YOUR TASK: Counting task for the entries below: give the number of lines that contain the word "width", with no other text.

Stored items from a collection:
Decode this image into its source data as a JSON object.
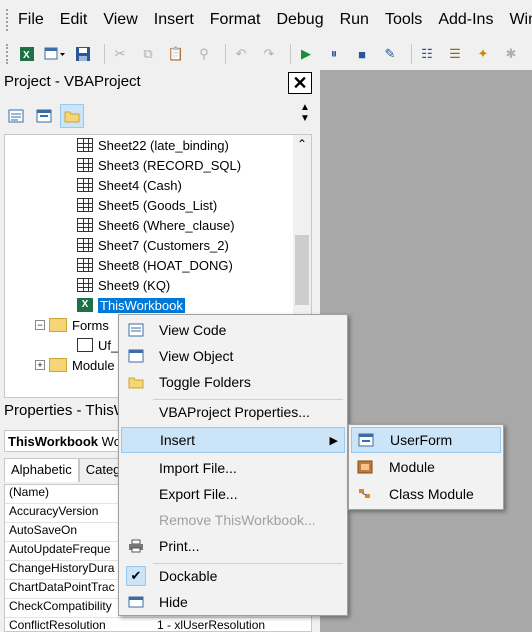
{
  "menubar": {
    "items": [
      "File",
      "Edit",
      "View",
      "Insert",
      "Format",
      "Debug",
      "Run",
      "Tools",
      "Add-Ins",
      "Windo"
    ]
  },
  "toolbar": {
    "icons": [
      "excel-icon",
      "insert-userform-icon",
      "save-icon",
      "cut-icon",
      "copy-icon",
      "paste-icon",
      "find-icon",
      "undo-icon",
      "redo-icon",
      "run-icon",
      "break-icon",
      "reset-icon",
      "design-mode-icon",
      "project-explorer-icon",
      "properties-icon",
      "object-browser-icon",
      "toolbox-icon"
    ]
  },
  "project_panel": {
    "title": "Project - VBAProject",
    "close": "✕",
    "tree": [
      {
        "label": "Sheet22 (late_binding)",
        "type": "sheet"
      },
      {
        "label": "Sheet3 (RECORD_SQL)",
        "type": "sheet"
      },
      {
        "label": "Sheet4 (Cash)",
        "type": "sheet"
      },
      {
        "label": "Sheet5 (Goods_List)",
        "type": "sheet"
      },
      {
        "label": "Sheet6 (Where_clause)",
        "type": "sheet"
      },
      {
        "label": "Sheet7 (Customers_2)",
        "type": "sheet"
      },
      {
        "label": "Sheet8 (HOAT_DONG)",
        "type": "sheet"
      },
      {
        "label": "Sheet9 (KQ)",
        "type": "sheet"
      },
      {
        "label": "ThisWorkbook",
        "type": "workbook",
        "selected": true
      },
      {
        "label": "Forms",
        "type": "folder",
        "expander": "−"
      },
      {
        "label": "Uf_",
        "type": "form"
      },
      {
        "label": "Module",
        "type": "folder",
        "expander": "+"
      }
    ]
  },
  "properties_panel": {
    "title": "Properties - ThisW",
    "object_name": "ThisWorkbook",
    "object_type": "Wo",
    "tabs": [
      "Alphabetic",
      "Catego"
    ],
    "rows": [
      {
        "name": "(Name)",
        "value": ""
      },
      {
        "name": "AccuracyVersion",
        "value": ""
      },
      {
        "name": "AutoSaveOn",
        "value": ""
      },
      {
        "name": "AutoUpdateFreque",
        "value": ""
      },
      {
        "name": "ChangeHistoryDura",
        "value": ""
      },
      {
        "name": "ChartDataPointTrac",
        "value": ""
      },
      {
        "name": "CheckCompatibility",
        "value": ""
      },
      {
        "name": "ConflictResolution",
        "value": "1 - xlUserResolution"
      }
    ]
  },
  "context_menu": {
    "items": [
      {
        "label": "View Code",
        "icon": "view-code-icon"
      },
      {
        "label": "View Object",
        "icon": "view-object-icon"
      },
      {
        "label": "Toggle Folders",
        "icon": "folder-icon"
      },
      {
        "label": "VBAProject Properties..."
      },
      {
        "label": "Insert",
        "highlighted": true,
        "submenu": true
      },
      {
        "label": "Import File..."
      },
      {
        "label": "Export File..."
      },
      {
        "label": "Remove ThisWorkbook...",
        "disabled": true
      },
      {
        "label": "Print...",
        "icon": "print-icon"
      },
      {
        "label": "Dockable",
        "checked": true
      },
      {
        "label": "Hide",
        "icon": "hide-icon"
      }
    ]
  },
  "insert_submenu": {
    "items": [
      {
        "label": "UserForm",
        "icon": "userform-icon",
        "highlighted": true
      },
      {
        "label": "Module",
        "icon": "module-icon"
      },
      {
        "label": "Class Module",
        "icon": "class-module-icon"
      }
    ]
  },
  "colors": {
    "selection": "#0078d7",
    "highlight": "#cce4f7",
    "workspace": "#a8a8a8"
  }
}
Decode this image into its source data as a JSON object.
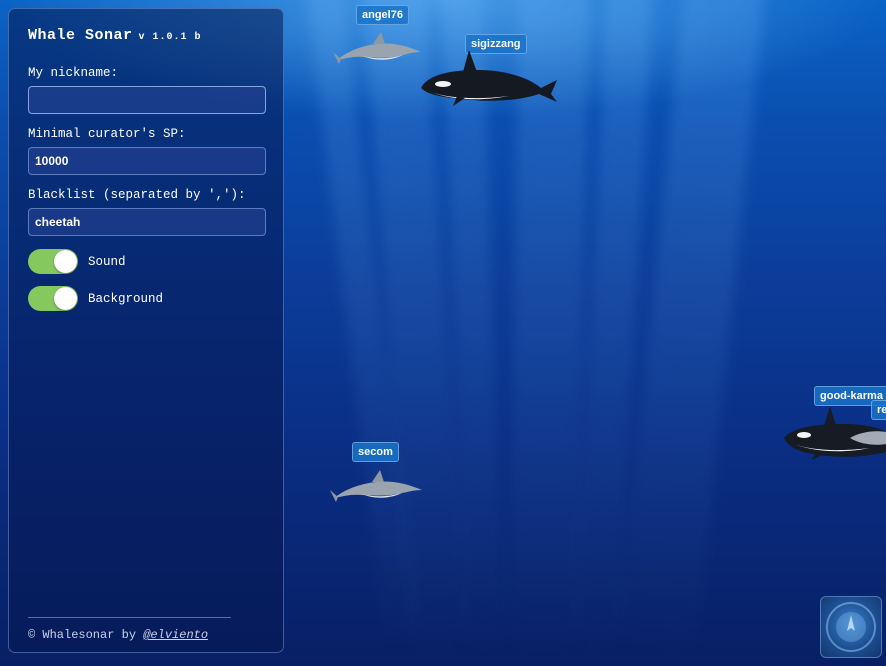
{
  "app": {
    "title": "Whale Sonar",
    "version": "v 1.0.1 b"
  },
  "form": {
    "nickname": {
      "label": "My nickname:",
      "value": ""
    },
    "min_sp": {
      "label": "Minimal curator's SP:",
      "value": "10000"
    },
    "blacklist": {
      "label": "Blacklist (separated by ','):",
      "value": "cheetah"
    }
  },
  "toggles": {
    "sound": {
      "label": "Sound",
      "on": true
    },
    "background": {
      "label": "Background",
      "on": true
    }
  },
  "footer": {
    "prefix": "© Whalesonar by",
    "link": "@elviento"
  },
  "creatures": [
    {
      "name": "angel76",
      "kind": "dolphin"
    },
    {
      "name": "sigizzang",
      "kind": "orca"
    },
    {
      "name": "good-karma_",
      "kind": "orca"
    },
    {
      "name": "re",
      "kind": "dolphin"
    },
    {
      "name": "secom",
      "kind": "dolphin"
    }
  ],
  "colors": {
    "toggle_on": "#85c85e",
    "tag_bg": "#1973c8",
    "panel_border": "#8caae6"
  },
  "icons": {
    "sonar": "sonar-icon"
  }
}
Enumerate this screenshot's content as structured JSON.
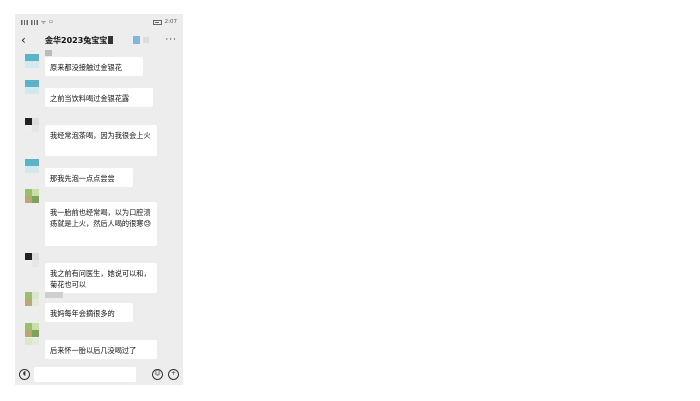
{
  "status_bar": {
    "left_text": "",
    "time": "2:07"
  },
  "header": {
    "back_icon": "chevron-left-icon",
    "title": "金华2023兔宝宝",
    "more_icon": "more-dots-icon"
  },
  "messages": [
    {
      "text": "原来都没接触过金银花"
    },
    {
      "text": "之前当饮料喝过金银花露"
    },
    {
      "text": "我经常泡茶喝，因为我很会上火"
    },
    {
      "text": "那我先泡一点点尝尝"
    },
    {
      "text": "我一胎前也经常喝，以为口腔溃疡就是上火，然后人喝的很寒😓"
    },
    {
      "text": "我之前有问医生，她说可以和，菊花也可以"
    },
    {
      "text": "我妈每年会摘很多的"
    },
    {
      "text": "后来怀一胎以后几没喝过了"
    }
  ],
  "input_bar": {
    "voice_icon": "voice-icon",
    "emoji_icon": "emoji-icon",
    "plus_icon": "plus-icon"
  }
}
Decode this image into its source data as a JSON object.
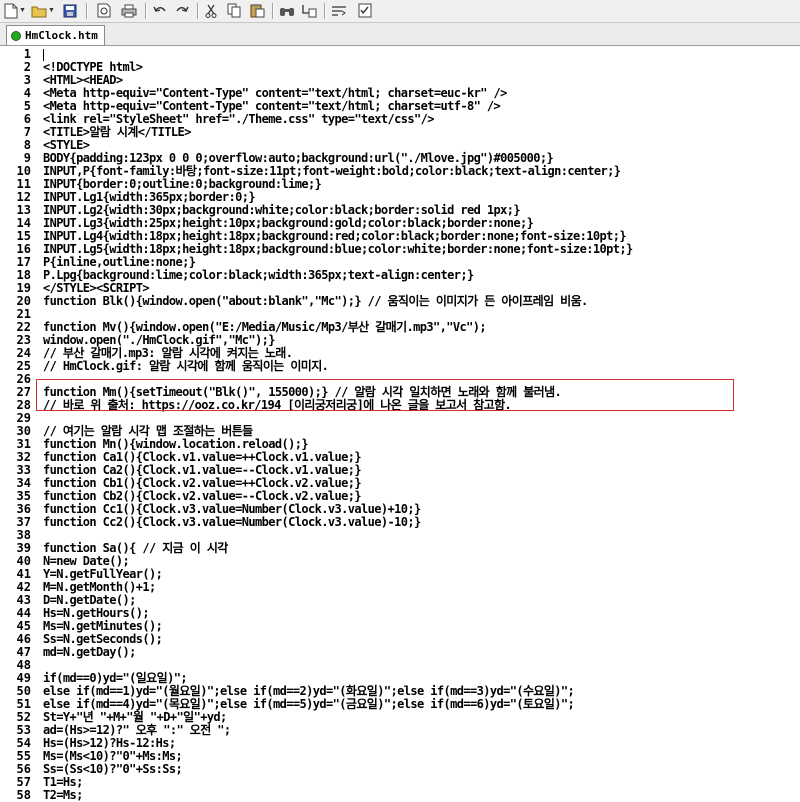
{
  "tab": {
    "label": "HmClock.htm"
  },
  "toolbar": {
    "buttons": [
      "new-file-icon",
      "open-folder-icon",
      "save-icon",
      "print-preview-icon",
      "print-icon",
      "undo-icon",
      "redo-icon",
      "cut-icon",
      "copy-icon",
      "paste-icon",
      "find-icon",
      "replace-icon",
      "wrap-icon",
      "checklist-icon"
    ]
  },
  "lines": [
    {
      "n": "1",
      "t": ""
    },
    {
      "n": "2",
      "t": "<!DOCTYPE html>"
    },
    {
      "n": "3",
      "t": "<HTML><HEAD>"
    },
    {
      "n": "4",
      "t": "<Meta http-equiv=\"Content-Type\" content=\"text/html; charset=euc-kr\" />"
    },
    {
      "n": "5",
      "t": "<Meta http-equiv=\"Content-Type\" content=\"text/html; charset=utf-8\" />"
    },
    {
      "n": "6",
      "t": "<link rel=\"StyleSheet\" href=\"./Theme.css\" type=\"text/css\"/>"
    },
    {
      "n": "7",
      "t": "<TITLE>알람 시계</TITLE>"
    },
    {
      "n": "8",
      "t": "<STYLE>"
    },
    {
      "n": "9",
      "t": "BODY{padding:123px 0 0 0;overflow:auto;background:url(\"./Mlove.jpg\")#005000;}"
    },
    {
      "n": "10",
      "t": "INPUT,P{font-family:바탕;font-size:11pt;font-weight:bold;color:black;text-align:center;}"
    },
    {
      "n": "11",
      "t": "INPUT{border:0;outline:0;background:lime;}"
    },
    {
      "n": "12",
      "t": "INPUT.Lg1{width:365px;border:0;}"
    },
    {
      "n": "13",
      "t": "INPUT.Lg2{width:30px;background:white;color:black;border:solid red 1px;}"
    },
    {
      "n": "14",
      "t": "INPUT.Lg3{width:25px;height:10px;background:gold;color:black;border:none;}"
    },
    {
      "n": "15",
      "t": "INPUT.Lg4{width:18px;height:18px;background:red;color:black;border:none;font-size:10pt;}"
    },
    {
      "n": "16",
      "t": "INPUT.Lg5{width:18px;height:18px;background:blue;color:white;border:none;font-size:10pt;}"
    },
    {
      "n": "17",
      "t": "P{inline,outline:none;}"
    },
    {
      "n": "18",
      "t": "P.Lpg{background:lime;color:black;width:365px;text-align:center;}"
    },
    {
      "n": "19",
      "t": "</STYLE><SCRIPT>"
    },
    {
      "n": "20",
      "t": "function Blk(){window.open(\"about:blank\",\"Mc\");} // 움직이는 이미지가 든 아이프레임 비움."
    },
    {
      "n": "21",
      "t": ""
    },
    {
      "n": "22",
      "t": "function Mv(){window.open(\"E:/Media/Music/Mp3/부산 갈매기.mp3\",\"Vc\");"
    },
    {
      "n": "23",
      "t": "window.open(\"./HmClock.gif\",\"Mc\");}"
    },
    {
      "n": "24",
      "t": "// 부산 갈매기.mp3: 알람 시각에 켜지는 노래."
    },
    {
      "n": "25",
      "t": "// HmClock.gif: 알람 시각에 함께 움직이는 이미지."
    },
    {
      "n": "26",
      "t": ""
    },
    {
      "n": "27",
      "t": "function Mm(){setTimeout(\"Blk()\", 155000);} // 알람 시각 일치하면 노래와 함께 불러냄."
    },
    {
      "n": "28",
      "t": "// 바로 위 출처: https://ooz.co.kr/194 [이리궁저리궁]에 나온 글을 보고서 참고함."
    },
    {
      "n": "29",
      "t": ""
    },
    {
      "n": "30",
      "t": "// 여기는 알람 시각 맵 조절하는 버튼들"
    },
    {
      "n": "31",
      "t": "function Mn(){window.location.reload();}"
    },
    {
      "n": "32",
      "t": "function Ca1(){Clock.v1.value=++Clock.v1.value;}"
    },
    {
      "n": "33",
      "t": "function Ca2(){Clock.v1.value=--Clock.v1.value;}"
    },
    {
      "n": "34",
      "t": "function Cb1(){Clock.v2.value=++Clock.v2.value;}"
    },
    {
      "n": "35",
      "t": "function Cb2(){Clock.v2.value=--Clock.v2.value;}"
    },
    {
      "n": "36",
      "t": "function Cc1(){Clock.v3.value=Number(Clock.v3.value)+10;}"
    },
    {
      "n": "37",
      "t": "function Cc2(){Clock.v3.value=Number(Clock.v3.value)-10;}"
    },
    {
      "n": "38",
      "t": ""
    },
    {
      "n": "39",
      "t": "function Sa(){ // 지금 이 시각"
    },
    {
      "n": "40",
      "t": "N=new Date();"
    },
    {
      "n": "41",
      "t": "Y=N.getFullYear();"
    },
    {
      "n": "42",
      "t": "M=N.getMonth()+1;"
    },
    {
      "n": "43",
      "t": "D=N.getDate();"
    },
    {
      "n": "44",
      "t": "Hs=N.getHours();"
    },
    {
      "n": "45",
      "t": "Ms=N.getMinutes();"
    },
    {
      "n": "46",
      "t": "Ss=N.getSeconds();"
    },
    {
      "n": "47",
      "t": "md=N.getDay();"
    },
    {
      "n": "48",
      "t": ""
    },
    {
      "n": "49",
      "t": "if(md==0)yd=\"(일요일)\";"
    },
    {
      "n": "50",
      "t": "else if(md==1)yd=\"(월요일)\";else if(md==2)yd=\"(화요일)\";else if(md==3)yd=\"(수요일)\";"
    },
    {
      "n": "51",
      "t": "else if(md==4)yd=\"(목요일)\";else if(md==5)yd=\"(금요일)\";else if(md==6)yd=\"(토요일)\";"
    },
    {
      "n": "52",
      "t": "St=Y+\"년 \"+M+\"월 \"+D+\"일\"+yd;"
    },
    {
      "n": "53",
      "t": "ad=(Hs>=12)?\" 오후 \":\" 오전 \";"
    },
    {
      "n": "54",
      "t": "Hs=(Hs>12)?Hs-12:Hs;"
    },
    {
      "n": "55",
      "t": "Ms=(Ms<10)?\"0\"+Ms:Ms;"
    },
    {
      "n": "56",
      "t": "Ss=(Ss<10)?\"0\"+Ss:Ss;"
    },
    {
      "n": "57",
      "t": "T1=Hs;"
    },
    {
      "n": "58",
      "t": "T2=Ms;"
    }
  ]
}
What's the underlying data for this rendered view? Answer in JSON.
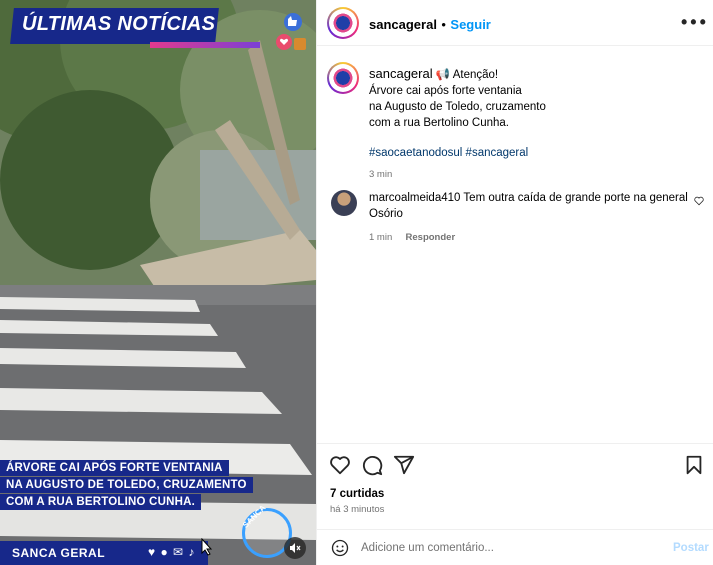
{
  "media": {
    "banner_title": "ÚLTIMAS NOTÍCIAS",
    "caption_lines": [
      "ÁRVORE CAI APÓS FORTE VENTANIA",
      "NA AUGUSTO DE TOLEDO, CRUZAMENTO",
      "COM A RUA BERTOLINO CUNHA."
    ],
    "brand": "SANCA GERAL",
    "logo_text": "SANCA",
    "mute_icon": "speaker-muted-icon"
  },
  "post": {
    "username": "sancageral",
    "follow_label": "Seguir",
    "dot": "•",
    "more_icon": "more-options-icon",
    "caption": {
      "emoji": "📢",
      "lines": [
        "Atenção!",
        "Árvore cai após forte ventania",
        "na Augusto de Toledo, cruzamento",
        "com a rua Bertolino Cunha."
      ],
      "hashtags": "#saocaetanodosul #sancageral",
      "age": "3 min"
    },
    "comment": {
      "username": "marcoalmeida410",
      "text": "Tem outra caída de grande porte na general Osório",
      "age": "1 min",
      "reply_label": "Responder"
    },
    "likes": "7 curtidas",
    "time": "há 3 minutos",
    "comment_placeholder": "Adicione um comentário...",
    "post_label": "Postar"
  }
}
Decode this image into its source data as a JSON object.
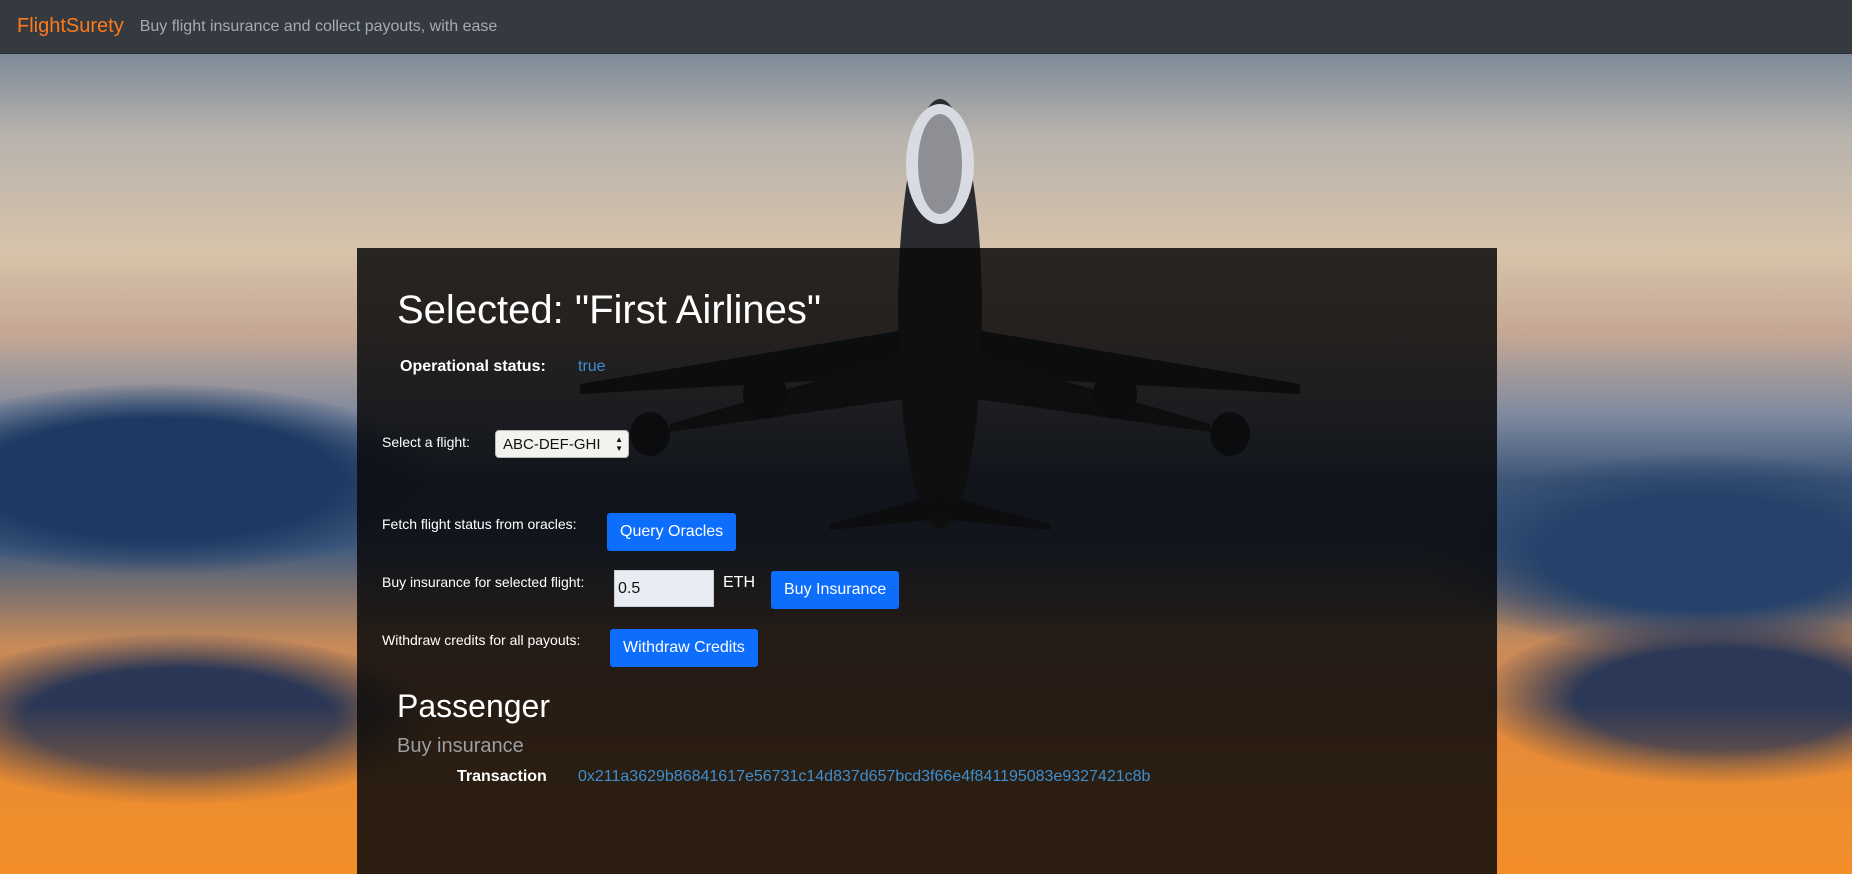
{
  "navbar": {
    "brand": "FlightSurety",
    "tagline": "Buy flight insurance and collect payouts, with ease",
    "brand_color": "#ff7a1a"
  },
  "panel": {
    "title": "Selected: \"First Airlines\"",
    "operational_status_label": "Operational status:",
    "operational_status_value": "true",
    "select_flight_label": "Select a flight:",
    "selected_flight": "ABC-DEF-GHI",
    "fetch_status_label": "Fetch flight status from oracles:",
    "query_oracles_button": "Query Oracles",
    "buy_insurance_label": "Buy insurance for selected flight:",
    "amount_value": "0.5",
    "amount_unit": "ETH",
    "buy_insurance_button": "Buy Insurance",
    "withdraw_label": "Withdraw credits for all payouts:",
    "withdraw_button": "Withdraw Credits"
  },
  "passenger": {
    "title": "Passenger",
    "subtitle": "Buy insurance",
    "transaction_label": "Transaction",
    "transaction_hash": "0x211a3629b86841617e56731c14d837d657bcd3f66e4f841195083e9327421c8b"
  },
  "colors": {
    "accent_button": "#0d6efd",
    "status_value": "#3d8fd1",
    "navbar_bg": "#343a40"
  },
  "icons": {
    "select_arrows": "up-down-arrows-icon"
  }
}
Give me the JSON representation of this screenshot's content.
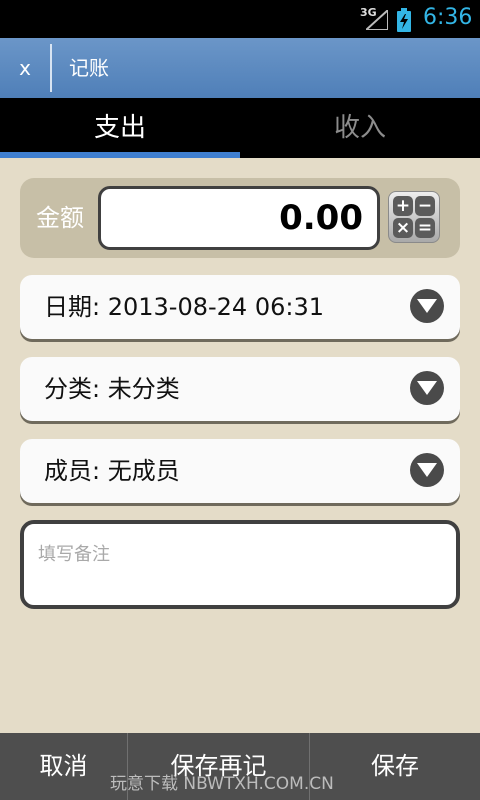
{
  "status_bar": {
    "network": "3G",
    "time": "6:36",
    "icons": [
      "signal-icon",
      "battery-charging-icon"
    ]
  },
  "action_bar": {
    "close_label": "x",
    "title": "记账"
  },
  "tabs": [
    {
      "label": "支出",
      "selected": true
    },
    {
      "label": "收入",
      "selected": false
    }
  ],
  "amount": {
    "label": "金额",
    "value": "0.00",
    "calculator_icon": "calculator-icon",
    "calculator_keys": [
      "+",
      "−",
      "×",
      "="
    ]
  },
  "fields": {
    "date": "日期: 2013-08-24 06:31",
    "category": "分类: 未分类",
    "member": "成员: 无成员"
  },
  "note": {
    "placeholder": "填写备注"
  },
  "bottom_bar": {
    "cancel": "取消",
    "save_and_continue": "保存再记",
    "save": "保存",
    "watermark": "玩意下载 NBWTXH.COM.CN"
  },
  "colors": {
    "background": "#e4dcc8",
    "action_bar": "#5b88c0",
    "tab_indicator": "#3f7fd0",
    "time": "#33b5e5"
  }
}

RESULT OF THE EXERCISE: 6